Top of Records shown
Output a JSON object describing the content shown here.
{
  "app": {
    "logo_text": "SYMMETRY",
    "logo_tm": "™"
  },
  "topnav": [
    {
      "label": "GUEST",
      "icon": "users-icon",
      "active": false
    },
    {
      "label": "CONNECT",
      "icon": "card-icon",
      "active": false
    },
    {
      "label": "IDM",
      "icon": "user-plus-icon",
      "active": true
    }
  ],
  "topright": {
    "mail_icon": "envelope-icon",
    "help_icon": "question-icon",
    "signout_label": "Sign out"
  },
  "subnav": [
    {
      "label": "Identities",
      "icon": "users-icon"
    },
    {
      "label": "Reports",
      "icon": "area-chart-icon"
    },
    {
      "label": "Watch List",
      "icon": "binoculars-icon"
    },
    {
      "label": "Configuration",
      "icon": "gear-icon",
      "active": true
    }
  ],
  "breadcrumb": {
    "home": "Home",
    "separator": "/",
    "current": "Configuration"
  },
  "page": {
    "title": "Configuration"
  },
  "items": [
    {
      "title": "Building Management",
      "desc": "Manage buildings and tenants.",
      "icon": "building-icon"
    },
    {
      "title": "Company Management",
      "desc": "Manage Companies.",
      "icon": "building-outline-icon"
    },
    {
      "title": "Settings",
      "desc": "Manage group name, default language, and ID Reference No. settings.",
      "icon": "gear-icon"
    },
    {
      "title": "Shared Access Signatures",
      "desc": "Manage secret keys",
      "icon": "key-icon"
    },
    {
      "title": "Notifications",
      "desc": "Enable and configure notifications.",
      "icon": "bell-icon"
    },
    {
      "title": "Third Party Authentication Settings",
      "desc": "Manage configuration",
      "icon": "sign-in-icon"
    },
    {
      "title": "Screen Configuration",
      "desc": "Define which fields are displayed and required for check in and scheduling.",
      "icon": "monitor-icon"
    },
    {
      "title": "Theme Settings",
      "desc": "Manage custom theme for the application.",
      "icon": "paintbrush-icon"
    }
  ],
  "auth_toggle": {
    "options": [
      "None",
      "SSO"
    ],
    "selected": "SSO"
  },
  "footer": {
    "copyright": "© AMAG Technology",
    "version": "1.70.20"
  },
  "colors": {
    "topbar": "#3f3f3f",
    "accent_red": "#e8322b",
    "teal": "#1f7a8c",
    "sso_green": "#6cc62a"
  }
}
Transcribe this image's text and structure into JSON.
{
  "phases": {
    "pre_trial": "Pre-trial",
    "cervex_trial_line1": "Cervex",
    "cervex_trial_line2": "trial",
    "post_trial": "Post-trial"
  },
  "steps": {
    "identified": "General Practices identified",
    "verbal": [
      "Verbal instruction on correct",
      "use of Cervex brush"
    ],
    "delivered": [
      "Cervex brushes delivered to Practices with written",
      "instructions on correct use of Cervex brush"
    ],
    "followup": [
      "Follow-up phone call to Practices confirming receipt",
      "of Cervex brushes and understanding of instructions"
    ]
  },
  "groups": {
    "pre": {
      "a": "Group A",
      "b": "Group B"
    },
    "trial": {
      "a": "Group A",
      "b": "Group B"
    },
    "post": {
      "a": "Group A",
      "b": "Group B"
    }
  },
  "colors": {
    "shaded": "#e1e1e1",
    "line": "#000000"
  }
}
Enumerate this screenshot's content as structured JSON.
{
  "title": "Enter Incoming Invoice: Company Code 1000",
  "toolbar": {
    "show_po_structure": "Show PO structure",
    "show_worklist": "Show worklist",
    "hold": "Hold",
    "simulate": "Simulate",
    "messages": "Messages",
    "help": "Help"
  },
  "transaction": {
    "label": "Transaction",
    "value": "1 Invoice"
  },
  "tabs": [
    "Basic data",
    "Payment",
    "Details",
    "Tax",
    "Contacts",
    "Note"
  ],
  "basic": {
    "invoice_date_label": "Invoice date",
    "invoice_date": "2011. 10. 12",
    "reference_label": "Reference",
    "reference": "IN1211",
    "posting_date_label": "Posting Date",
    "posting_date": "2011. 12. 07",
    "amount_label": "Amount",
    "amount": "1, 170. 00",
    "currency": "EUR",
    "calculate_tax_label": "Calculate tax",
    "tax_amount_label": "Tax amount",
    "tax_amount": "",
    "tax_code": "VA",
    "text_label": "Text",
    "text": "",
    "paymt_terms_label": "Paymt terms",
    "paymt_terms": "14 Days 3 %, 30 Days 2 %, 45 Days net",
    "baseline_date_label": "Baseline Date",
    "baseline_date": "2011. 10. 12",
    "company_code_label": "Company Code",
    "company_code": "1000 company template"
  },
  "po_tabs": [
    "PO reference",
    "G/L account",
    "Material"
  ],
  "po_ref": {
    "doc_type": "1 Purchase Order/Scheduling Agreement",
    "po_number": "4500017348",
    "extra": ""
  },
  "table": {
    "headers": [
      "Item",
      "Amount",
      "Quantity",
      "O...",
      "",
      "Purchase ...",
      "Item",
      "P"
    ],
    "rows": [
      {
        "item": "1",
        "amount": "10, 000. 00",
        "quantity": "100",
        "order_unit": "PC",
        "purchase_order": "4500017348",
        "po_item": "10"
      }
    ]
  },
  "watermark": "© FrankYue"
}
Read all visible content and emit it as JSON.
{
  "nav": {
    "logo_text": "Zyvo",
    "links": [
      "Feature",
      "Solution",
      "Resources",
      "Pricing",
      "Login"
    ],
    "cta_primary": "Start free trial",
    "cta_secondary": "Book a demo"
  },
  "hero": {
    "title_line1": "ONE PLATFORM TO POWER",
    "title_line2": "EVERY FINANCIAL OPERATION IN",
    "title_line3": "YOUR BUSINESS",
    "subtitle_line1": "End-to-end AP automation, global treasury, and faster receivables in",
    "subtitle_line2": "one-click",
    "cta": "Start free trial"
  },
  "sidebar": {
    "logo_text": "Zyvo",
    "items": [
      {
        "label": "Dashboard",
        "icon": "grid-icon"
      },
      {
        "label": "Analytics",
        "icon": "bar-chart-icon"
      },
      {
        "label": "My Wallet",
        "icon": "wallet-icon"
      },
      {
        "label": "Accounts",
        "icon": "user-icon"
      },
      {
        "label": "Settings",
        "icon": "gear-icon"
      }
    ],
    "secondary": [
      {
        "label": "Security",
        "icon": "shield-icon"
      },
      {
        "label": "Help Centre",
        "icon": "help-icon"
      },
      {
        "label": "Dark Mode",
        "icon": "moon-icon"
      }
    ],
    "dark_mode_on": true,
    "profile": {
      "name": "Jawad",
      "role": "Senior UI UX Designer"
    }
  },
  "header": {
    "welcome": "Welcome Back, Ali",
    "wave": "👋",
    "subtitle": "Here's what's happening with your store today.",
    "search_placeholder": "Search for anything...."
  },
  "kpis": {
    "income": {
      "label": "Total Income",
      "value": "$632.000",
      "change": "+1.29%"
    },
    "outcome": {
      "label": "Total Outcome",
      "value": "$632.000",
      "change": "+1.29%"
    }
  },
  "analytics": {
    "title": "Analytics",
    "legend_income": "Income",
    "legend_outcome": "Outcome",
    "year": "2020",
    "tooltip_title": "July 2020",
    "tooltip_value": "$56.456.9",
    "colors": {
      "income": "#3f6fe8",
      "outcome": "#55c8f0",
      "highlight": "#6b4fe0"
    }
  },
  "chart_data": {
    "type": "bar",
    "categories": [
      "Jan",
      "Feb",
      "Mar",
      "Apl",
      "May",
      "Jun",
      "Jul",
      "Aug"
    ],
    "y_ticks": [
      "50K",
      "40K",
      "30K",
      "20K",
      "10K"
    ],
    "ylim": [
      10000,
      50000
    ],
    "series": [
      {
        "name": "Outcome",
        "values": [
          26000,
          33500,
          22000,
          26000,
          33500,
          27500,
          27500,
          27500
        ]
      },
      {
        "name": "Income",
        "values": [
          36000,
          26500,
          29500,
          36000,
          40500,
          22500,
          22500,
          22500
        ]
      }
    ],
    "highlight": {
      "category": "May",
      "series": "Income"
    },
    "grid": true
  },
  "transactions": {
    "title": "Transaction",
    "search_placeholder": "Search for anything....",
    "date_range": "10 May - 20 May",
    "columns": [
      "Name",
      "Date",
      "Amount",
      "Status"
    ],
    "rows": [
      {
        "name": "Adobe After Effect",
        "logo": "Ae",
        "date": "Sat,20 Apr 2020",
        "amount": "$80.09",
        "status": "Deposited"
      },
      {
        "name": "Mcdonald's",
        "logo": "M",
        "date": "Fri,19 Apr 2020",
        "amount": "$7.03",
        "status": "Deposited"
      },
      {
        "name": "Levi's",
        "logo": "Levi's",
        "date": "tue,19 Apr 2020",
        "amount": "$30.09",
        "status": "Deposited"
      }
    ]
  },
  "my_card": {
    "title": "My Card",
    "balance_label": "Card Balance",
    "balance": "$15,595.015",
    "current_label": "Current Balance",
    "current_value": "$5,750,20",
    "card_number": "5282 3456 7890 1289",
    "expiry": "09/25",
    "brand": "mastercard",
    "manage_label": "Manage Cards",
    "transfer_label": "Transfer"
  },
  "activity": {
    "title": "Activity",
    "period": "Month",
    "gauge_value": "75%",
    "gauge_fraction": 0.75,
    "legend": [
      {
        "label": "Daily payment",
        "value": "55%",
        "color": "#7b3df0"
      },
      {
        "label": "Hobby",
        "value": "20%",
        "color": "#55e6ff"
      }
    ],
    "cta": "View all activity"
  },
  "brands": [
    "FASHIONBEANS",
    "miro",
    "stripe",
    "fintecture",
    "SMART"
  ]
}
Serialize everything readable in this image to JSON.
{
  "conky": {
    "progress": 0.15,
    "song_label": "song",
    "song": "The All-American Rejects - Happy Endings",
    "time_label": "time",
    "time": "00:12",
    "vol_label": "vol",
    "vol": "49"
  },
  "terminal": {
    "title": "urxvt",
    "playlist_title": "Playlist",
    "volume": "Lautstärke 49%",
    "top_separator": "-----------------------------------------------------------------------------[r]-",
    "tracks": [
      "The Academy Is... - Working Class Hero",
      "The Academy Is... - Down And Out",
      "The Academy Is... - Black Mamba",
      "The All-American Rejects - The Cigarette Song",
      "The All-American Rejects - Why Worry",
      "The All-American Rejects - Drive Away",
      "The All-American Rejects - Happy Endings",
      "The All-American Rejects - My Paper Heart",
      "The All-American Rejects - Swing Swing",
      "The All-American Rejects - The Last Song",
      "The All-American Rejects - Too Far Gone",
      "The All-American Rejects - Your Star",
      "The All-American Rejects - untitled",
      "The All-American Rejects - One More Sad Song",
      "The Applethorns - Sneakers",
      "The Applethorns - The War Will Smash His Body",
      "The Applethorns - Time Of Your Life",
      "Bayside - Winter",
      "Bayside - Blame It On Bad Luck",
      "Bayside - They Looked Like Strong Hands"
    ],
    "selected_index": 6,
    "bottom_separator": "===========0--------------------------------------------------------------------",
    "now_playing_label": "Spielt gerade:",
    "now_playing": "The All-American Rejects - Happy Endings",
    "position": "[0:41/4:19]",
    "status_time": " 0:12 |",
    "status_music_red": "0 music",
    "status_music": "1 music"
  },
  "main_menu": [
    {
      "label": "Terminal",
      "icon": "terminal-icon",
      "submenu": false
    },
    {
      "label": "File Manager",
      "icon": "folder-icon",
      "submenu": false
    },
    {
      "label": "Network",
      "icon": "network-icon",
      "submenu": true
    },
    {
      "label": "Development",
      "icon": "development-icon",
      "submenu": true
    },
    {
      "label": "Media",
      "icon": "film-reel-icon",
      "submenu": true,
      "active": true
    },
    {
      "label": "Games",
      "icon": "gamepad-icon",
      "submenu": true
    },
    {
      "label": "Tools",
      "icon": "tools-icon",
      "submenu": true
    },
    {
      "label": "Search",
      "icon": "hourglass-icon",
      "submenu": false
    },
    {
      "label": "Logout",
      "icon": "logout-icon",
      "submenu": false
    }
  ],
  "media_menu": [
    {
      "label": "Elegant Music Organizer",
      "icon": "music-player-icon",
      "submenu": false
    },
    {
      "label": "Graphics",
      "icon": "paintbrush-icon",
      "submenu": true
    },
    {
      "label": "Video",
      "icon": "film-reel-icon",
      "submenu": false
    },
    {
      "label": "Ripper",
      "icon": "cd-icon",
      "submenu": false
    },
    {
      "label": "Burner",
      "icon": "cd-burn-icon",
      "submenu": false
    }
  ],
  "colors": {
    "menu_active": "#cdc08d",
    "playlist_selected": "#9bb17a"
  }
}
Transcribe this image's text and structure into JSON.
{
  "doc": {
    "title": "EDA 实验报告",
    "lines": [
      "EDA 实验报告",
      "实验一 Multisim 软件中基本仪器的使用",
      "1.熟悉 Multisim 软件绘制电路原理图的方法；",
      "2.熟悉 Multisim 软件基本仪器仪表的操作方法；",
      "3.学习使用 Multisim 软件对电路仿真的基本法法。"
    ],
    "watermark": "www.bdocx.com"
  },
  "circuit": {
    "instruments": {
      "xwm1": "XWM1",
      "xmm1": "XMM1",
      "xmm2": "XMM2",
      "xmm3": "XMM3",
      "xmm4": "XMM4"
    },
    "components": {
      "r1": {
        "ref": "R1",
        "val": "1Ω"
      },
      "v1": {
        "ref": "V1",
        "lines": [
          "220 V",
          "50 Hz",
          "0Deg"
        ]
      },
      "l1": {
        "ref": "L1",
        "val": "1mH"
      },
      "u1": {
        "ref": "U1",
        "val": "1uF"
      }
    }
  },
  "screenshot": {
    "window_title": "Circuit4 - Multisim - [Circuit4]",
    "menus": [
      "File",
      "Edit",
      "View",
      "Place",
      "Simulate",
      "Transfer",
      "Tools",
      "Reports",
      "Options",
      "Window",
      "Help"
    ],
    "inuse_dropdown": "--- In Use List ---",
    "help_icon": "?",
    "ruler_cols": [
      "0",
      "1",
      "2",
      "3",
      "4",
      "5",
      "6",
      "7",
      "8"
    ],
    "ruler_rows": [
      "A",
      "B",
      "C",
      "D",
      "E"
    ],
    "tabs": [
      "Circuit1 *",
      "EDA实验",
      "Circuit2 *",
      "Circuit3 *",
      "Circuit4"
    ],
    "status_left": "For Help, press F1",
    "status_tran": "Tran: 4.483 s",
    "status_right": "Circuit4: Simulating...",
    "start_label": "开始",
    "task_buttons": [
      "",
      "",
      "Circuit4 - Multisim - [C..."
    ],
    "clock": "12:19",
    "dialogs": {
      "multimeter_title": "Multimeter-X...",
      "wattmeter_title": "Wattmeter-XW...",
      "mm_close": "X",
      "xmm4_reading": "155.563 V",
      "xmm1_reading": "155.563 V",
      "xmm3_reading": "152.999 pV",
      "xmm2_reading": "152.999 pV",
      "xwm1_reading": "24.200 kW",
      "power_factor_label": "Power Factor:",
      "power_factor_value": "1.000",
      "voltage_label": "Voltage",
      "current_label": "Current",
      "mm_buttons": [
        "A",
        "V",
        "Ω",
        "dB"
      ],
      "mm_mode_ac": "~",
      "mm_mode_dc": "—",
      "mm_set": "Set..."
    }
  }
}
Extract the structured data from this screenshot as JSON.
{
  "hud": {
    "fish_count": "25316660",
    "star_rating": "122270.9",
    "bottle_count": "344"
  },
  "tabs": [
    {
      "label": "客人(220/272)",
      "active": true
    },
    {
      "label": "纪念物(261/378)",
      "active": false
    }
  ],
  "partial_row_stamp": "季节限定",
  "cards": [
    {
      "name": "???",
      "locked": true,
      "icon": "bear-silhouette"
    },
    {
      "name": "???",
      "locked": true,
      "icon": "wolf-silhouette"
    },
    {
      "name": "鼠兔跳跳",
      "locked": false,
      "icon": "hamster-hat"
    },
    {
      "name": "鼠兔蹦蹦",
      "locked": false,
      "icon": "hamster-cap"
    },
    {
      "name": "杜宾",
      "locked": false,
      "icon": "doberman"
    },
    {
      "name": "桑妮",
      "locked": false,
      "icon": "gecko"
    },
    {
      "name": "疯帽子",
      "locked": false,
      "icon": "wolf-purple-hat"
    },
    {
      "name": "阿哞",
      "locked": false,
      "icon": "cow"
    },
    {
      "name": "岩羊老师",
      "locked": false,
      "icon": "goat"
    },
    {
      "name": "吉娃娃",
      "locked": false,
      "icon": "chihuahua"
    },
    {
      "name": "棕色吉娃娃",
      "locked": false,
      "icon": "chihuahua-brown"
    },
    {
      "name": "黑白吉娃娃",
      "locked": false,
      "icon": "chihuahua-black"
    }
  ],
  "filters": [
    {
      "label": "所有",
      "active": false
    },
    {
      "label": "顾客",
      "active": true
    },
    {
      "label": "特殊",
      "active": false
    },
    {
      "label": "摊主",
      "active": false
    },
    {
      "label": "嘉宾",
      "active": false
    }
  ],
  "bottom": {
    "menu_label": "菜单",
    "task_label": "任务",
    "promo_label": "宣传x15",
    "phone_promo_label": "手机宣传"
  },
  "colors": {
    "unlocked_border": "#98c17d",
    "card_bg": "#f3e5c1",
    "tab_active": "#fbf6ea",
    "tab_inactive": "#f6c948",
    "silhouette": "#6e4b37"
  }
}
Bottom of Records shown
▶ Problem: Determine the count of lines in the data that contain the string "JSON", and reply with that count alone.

▶ Response area: 7